Service technology -- from SOA to cloud to IT service management -- promises many "-ilities": greater agility, flexibility, and reusability. Joe McKendrick explores the challenges and opportunities with service orientation, and how to capitalize on these emerging computing philosophies.
Joe McKendrick is an author, consultant and speaker specializing in trends and developments shaping the technology industry.
Last week, Britton talked about the REST approach, based more on existing Web standards and protocols than newer Web services specifications coming out of standards bodies. IONA CTO Eric Newcomer shares his thoughts on the REST vs.
"Unfortunately, we don't really have anyone in the industry in control of the standards and their evolution.... ...
If you don't like a standard, wait a few days for the next one to come along. There are a lot of standards and would-be standards flying around out there, but too few that you can bet your business on.
One of the most immediate business benefits that can come out of Web services and SOA is that of reuse. Namely, companies or their developers shouldn't have to reinvent the wheel every time they need to build or integrate a new application.
Just to amplify Joe's previous post on BEA's open source strategy, let me offer a Wal-Mart analogy. That may sound strange but bear with me.
Since Web services is based on open, accessible, and (allegedly) universally accepted standards, you'd think there would be more interplay between the Web services and open-source communities. But it hasn't really turned out that way yet.
Bill Gates remains a big believer in the power and potential of Web services. He contends that standards will generate a "more model-based approach to developing applications.

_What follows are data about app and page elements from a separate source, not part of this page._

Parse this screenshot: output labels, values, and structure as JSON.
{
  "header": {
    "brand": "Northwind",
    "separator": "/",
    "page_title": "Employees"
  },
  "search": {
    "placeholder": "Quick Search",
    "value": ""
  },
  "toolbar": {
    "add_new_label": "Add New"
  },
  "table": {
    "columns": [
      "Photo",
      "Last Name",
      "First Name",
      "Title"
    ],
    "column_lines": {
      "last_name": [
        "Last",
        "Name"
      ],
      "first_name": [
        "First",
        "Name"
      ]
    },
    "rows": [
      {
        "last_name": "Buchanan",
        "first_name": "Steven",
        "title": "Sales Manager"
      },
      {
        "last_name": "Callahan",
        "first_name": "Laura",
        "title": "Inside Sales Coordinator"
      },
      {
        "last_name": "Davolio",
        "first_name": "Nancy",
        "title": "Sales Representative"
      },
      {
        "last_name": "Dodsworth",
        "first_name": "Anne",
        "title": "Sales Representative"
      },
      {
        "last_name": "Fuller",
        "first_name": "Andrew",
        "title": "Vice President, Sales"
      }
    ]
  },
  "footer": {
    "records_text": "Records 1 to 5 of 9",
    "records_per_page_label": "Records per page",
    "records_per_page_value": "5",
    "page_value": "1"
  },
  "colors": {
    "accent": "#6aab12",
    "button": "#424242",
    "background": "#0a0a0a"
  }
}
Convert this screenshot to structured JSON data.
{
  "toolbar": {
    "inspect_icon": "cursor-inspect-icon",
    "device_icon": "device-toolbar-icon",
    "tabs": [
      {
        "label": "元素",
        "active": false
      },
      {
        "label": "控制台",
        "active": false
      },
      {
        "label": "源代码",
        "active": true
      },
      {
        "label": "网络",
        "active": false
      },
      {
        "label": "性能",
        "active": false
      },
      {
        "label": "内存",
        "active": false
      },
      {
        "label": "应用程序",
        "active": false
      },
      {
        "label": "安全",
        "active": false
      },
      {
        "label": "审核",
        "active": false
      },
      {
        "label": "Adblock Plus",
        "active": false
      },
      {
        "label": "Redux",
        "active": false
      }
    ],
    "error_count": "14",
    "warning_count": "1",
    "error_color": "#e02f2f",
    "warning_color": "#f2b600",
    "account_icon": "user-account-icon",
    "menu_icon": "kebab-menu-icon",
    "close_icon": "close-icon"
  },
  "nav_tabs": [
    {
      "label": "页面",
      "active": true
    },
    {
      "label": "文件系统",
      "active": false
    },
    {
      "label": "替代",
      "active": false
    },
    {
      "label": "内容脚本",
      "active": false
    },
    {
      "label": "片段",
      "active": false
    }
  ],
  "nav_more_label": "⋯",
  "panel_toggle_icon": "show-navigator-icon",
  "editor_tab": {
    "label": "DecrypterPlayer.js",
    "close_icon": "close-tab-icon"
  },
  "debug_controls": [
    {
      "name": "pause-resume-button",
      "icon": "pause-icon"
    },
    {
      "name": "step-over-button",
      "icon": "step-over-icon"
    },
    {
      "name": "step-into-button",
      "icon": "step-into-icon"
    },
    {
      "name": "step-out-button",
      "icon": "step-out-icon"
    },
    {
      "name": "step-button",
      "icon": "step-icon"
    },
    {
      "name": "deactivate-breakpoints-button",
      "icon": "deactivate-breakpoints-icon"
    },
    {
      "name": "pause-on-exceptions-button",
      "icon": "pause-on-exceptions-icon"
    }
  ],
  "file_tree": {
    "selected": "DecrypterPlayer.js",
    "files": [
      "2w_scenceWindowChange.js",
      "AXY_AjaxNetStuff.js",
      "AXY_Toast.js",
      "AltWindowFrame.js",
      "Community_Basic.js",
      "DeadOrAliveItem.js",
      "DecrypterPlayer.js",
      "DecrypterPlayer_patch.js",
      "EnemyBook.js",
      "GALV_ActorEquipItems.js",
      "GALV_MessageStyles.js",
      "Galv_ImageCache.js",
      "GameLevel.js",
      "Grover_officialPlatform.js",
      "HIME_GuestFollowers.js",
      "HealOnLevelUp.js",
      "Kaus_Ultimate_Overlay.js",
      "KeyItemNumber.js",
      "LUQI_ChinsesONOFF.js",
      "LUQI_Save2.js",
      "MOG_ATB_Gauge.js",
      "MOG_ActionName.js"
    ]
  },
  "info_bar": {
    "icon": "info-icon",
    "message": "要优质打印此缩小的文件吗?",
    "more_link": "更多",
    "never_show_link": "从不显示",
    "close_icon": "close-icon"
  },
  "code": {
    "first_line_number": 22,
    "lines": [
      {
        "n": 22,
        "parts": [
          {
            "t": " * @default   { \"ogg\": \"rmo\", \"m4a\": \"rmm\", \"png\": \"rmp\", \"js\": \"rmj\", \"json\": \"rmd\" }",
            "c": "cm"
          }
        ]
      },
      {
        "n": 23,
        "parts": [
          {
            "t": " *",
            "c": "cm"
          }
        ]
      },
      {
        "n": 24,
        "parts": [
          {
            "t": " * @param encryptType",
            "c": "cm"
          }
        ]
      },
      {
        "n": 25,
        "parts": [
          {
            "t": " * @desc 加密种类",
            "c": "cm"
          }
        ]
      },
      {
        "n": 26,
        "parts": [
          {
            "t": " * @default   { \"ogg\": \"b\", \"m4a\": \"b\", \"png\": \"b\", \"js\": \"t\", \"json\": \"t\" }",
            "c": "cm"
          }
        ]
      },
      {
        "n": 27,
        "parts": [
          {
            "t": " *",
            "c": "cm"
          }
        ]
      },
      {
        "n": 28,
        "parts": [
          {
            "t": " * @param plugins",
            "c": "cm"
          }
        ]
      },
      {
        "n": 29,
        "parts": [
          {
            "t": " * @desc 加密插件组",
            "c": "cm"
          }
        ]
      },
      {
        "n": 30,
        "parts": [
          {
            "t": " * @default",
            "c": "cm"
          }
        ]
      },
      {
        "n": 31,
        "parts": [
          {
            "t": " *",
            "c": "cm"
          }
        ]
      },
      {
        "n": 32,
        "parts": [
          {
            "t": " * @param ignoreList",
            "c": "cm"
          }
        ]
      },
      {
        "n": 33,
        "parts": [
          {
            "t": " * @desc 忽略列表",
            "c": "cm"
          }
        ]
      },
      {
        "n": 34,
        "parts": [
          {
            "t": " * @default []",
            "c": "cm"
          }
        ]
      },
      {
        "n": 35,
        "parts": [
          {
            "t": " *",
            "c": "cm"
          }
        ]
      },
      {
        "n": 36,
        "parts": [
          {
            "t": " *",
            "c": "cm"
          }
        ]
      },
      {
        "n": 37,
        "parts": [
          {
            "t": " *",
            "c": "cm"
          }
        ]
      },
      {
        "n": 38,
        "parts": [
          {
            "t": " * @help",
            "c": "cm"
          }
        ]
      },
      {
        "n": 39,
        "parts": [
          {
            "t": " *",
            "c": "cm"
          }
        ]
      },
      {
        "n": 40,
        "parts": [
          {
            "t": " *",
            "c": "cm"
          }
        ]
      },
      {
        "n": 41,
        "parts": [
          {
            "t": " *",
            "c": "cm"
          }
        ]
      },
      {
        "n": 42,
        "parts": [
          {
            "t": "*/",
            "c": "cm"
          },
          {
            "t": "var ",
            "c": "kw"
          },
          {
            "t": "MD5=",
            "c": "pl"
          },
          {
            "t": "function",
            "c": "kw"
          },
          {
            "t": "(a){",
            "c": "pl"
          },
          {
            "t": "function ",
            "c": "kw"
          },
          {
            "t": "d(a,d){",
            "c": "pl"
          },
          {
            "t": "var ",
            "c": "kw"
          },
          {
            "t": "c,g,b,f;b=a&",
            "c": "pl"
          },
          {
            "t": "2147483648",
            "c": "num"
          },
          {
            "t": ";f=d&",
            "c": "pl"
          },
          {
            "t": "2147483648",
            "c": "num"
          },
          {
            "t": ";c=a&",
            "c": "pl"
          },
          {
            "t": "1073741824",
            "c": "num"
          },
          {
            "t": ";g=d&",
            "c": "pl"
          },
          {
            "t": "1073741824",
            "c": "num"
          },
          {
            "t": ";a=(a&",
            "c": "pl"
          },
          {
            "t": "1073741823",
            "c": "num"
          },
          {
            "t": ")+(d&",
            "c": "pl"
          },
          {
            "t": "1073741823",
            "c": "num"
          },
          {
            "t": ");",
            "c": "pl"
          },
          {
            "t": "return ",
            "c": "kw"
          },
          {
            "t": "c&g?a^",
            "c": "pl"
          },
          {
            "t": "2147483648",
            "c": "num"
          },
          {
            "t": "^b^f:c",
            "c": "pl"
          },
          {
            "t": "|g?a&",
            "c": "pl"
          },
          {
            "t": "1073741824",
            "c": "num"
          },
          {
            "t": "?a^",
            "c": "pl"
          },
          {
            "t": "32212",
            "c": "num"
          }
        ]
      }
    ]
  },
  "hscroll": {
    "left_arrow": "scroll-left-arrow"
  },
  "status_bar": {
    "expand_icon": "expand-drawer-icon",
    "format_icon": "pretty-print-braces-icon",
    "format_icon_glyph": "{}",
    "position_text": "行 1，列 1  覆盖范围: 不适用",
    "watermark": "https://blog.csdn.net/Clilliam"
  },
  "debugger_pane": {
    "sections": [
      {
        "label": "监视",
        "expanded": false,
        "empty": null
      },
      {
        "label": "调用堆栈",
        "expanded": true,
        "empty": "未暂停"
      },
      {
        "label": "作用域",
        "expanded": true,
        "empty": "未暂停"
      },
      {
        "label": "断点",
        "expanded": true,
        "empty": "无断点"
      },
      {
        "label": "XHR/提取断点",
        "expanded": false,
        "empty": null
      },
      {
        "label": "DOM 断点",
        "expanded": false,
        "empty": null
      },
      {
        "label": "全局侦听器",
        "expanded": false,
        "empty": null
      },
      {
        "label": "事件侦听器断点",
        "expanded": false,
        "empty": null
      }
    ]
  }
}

A group calling itself the Integration Consortium predicts that service-oriented architecture development will be the "in" thing for 2005. However, vendors will be duking it out over Enterprise Service Buses.
Loosely Coupled's Phil Wainewright weighs in on Enterprise Service Bus in a recent post: "I doubt many people will be talking about ESB in a year or two," he writes, citing Blue Titan's recent launch of a fairly comprehensive Web services-based messaging infrastructure as a harbinger of things to come. Why introduce a messaging system from anywhere else if an ESB is already in place?